Your goal.
Repeat the entries exactly as they appear.

***** Record extracts *****

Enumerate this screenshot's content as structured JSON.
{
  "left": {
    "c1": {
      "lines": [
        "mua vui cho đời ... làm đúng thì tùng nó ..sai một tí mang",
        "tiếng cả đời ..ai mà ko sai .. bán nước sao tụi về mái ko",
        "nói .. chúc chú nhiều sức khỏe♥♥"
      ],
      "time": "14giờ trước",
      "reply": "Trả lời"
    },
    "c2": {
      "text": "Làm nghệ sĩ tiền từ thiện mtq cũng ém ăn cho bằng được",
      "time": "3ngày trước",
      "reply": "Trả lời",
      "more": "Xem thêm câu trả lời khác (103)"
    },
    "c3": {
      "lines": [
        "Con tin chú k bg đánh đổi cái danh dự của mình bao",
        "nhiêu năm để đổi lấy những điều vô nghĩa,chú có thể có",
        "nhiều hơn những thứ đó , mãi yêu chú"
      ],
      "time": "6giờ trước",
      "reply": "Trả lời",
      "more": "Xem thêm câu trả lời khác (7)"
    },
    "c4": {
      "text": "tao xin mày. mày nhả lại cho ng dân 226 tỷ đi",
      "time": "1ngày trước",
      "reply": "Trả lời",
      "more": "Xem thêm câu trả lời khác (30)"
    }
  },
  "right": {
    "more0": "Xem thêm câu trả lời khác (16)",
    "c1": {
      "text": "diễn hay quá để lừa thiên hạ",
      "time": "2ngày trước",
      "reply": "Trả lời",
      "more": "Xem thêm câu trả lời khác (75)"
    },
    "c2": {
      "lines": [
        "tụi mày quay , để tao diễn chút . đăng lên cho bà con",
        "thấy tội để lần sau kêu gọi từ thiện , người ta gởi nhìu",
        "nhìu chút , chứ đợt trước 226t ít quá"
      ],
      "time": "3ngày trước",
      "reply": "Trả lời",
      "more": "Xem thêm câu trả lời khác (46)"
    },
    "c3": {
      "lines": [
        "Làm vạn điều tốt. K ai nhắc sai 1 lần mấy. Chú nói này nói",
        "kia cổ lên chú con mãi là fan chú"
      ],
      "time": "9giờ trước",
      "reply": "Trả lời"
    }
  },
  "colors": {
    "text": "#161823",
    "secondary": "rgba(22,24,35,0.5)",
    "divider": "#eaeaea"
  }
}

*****

Answer for the task.
Enumerate this screenshot's content as structured JSON.
{
  "left": {
    "c1": {
      "lines": [
        "mua vui cho đời ... làm đúng thì tùng nó ..sai một tí mang",
        "tiếng cả đời ..ai mà ko sai .. bán nước sao tụi về mái ko",
        "nói .. chúc chú nhiều sức khỏe♥♥"
      ],
      "time": "14giờ trước",
      "reply": "Trả lời"
    },
    "c2": {
      "text": "Làm nghệ sĩ tiền từ thiện mtq cũng ém ăn cho bằng được",
      "time": "3ngày trước",
      "reply": "Trả lời",
      "more": "Xem thêm câu trả lời khác (103)"
    },
    "c3": {
      "lines": [
        "Con tin chú k bg đánh đổi cái danh dự của mình bao",
        "nhiêu năm để đổi lấy những điều vô nghĩa,chú có thể có",
        "nhiều hơn những thứ đó , mãi yêu chú"
      ],
      "time": "6giờ trước",
      "reply": "Trả lời",
      "more": "Xem thêm câu trả lời khác (7)"
    },
    "c4": {
      "text": "tao xin mày. mày nhả lại cho ng dân 226 tỷ đi",
      "time": "1ngày trước",
      "reply": "Trả lời",
      "more": "Xem thêm câu trả lời khác (30)"
    }
  },
  "right": {
    "more0": "Xem thêm câu trả lời khác (16)",
    "c1": {
      "text": "diễn hay quá để lừa thiên hạ",
      "time": "2ngày trước",
      "reply": "Trả lời",
      "more": "Xem thêm câu trả lời khác (75)"
    },
    "c2": {
      "lines": [
        "tụi mày quay , để tao diễn chút . đăng lên cho bà con",
        "thấy tội để lần sau kêu gọi từ thiện , người ta gởi nhìu",
        "nhìu chút , chứ đợt trước 226t ít quá"
      ],
      "time": "3ngày trước",
      "reply": "Trả lời",
      "more": "Xem thêm câu trả lời khác (46)"
    },
    "c3": {
      "lines": [
        "Làm vạn điều tốt. K ai nhắc sai 1 lần mấy. Chú nói này nói",
        "kia cổ lên chú con mãi là fan chú"
      ],
      "time": "9giờ trước",
      "reply": "Trả lời"
    }
  },
  "colors": {
    "text": "#161823",
    "secondary": "rgba(22,24,35,0.5)",
    "divider": "#eaeaea"
  }
}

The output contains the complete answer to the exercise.